**WORK TO COMPLETE**. Scan the entries for the word "lists" and return every line that has it.

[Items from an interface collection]
============================================================
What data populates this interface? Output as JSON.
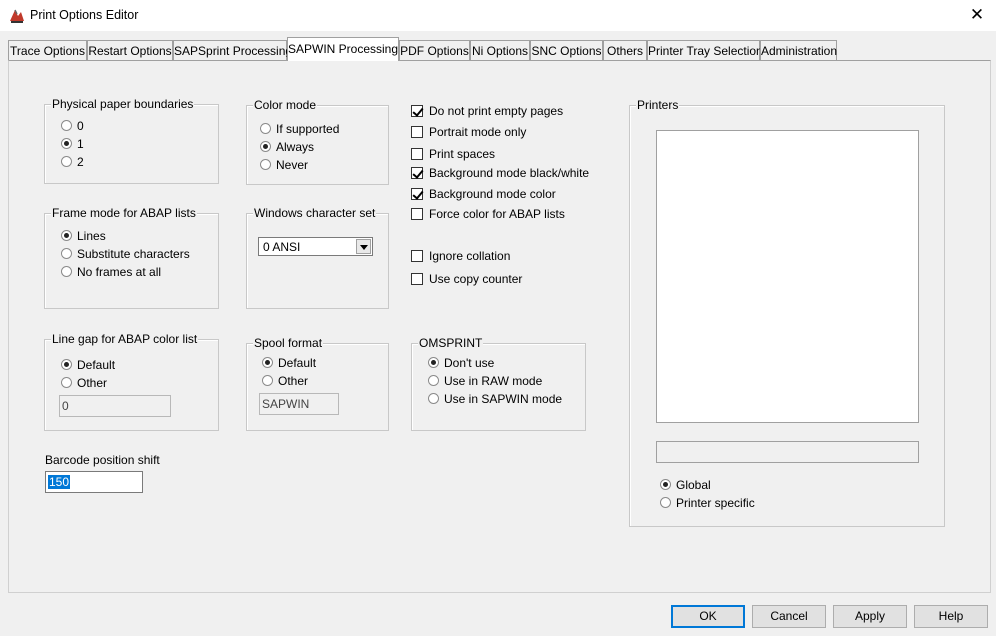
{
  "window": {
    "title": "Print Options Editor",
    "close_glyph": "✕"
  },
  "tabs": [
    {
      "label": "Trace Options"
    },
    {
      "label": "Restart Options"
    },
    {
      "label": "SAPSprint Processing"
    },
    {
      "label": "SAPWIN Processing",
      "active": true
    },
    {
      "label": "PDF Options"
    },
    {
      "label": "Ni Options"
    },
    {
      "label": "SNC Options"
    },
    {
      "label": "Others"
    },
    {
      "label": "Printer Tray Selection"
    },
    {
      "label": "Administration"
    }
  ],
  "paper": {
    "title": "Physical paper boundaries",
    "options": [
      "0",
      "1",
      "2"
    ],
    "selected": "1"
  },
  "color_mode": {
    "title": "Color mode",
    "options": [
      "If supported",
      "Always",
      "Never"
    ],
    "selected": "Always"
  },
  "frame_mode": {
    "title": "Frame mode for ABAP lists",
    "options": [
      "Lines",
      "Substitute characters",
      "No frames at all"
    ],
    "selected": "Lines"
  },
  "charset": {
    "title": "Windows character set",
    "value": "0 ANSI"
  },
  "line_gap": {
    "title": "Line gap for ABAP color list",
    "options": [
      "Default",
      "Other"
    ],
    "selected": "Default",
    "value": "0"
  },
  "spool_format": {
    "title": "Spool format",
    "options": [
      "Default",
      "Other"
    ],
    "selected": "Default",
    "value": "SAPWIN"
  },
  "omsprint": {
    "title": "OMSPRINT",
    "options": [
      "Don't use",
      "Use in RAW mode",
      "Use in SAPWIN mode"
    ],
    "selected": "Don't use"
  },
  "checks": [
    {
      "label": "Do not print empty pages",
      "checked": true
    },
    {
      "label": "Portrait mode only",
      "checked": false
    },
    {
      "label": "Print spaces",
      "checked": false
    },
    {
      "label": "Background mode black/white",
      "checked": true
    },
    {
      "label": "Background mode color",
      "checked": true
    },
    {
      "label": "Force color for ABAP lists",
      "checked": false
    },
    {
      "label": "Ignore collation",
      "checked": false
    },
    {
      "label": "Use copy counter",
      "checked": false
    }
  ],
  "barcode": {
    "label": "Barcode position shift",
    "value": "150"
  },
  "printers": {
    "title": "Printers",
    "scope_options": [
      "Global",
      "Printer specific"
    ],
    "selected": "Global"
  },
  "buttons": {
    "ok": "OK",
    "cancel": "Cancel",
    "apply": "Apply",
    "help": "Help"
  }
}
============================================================
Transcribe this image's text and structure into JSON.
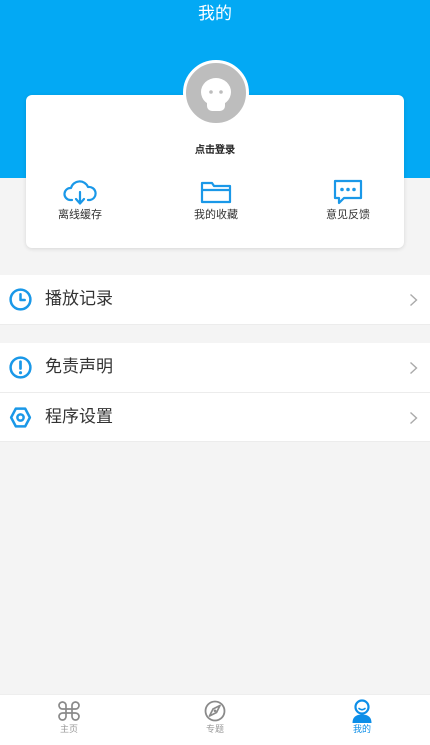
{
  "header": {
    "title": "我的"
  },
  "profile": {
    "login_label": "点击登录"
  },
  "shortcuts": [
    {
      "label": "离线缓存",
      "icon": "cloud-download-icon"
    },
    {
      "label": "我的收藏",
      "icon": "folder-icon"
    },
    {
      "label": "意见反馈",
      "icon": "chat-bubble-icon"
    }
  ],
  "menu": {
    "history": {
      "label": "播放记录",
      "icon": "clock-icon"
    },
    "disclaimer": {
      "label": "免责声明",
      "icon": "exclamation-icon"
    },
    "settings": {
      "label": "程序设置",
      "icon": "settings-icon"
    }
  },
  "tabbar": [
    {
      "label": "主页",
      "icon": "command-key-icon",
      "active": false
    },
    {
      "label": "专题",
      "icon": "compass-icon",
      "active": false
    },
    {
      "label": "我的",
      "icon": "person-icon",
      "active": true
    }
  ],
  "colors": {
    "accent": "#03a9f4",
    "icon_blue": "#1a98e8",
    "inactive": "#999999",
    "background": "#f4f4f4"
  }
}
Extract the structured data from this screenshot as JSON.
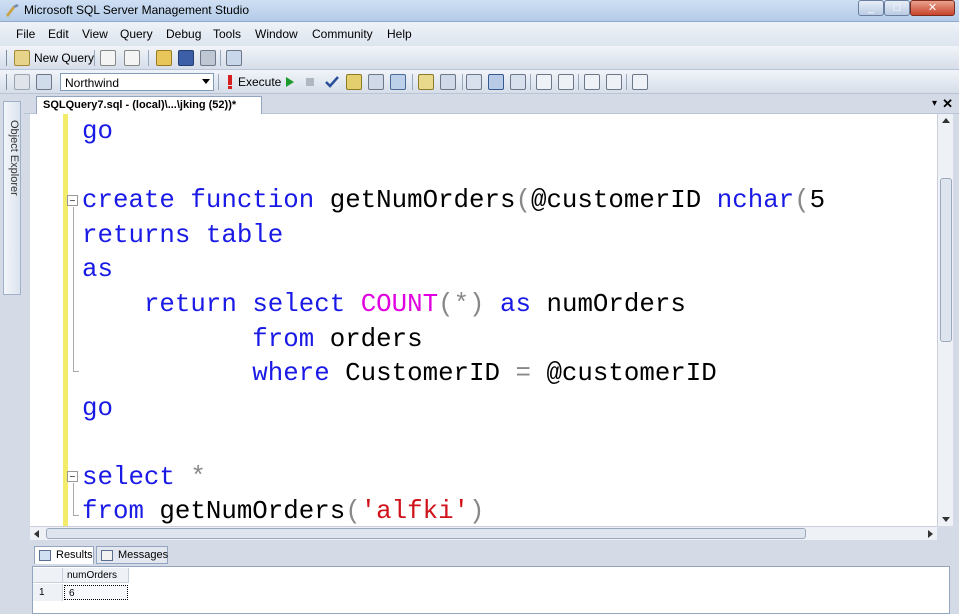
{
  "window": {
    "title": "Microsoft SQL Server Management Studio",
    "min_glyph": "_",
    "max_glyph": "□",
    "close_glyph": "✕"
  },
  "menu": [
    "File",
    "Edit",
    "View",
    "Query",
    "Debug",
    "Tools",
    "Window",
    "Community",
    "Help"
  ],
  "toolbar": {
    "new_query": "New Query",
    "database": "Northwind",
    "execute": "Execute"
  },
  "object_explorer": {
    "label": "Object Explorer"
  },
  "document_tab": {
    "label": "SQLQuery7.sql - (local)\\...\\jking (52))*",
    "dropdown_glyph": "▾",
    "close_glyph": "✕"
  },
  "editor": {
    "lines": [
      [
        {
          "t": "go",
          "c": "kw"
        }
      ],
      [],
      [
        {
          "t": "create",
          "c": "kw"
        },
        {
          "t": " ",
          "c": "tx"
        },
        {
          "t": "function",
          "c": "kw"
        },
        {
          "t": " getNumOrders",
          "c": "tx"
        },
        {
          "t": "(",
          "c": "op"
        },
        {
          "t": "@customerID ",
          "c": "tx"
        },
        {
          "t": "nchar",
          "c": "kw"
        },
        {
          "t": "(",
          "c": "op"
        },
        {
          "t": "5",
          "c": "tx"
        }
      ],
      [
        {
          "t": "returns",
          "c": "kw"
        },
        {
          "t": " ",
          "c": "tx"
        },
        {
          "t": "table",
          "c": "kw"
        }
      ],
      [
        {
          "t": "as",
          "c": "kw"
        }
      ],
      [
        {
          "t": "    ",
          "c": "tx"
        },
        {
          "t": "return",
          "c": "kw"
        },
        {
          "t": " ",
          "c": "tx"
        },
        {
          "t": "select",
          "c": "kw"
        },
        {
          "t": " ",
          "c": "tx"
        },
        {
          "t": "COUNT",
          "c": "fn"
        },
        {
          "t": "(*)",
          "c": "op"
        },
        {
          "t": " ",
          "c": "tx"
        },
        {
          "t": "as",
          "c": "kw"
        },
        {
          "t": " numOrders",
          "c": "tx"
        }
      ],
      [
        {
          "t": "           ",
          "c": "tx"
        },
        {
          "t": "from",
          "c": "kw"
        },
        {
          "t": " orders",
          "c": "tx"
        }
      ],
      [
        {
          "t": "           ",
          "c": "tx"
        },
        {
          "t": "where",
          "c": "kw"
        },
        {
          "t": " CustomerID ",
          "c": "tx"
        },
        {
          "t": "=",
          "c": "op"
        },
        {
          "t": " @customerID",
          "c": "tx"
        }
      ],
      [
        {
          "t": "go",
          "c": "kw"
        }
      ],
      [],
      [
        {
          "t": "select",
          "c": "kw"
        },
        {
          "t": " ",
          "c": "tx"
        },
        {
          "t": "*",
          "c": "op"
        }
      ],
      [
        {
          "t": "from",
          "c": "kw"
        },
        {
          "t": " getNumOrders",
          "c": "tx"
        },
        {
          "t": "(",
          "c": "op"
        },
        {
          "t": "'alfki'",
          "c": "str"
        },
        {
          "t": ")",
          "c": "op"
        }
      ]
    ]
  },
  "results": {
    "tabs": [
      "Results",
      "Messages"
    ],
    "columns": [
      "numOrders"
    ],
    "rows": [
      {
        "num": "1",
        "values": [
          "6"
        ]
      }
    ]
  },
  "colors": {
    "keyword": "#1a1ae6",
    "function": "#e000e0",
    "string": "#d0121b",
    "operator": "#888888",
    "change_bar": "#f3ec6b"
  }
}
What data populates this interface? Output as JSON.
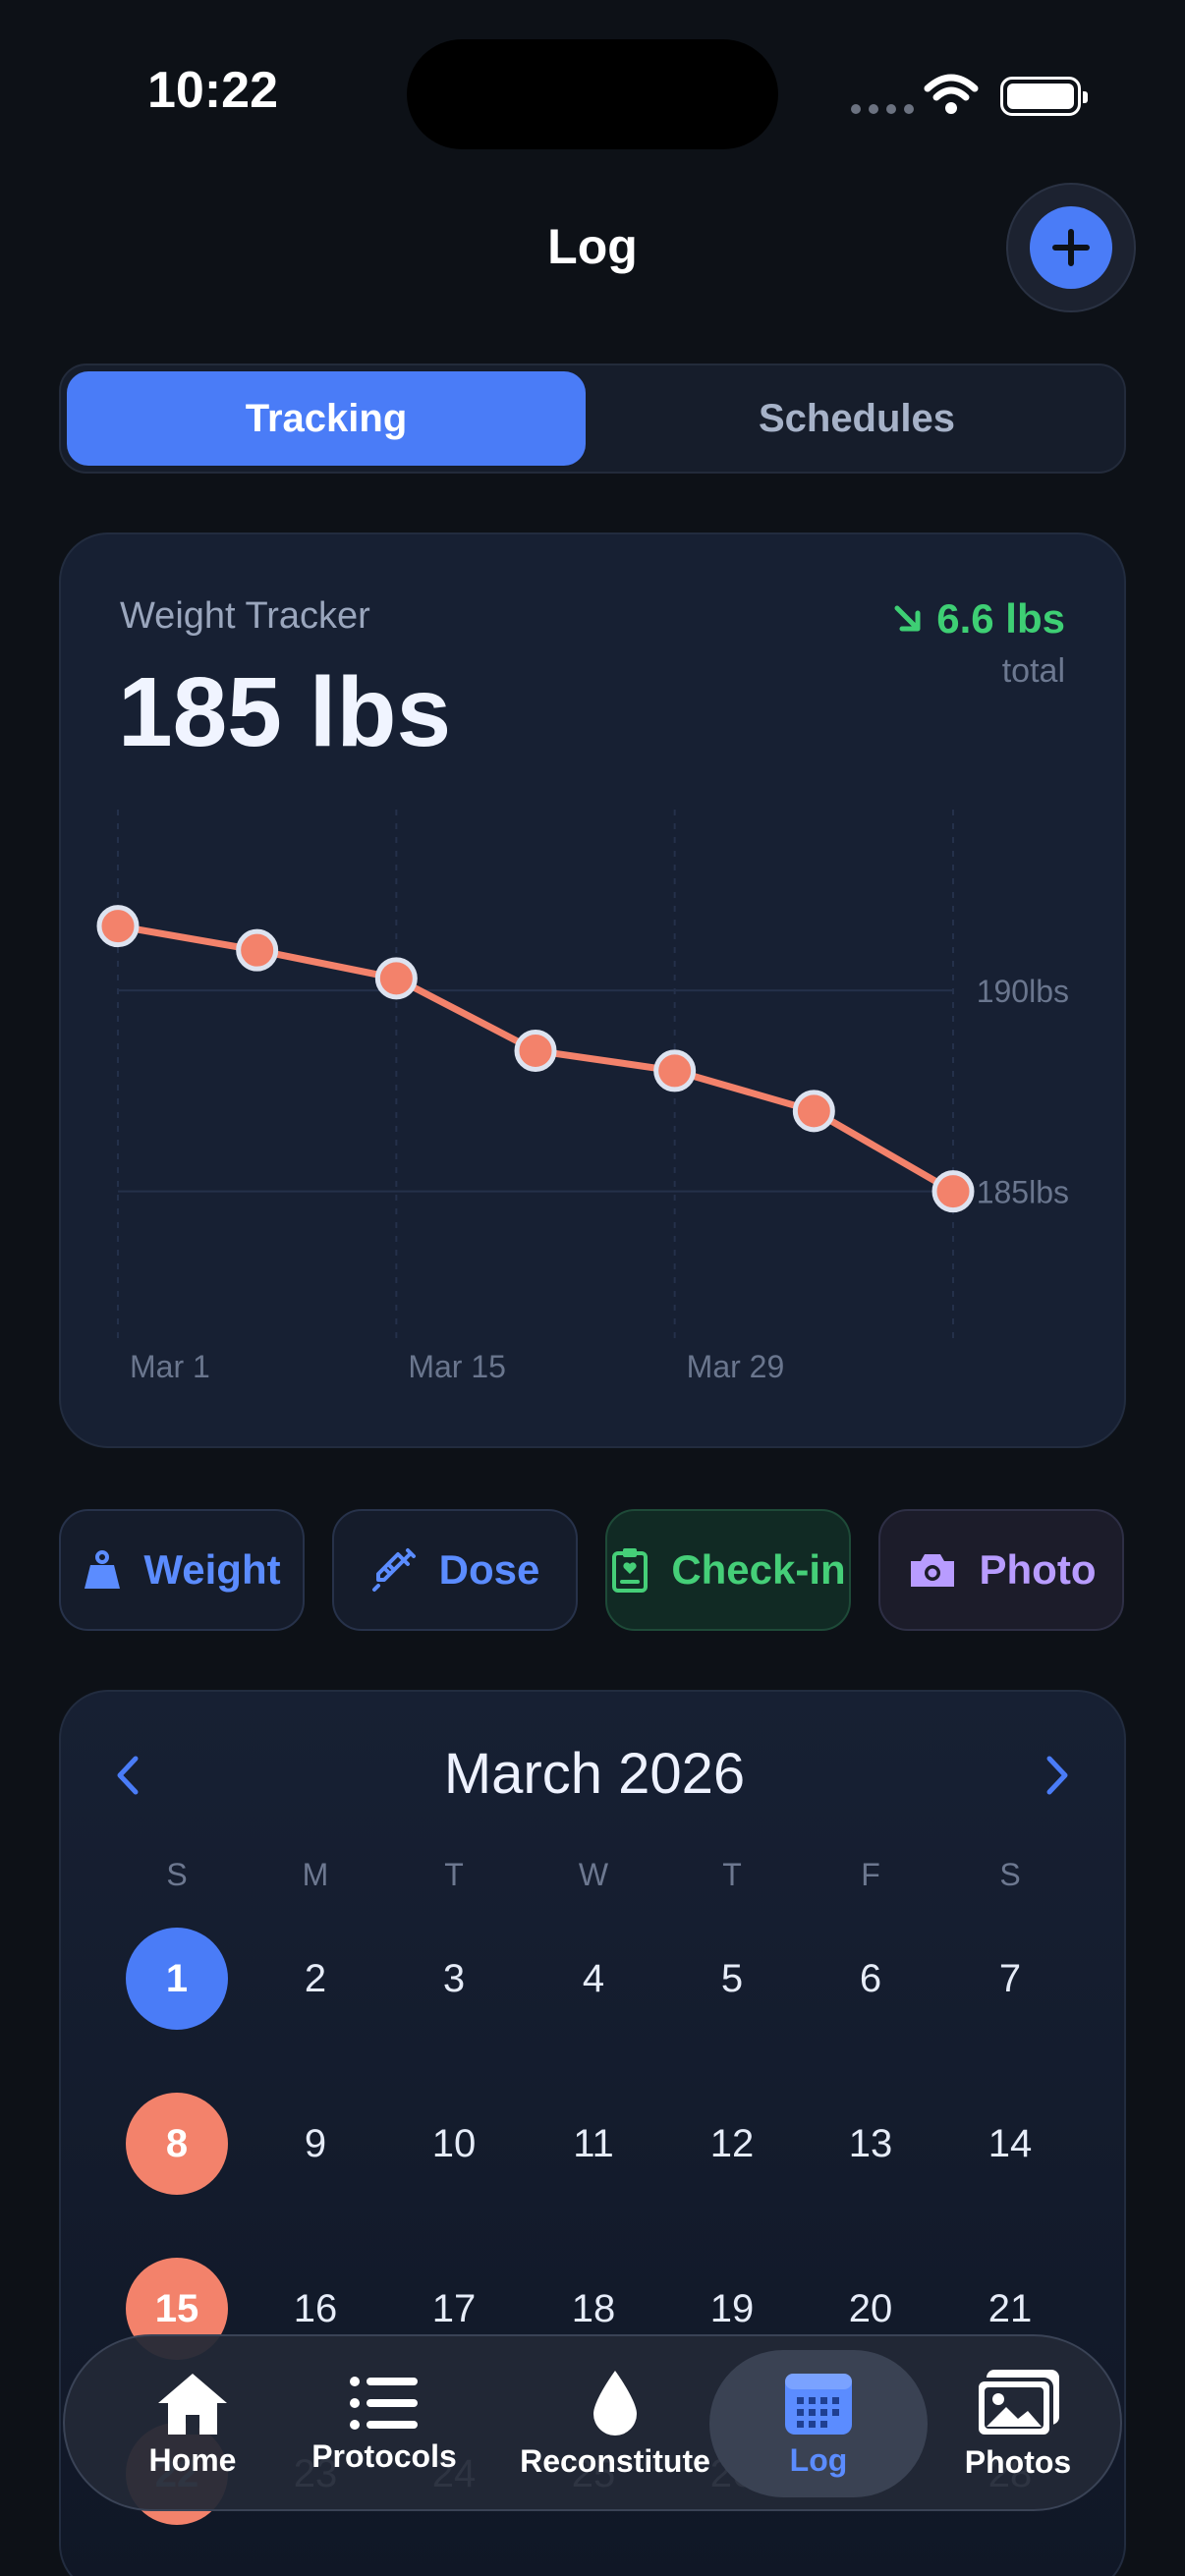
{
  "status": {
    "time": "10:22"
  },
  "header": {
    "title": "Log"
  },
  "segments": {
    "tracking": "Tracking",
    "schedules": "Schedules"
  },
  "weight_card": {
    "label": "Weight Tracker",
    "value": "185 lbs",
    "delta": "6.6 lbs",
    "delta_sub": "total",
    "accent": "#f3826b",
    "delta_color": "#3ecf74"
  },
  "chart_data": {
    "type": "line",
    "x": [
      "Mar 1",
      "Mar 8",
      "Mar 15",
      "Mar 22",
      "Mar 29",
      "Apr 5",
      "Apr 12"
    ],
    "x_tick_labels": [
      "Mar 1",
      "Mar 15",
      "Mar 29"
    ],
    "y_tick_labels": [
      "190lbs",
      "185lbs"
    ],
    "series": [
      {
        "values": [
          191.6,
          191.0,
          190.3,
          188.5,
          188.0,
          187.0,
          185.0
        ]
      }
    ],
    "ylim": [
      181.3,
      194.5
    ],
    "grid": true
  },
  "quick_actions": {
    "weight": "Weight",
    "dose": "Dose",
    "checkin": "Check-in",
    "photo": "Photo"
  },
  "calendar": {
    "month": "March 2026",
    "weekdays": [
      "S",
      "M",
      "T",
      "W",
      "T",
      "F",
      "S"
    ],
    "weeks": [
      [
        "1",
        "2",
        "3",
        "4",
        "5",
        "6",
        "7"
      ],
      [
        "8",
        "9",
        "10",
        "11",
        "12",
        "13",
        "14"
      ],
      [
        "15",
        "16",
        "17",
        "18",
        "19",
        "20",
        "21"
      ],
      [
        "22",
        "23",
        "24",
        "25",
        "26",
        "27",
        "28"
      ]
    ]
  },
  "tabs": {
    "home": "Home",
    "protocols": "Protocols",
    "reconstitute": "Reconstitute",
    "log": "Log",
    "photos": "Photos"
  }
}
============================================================
**ANSWER TO THE EXERCISE**.
    "title": "Frame mode for ABAP lists",
      "label": "Force color for ABAP lists",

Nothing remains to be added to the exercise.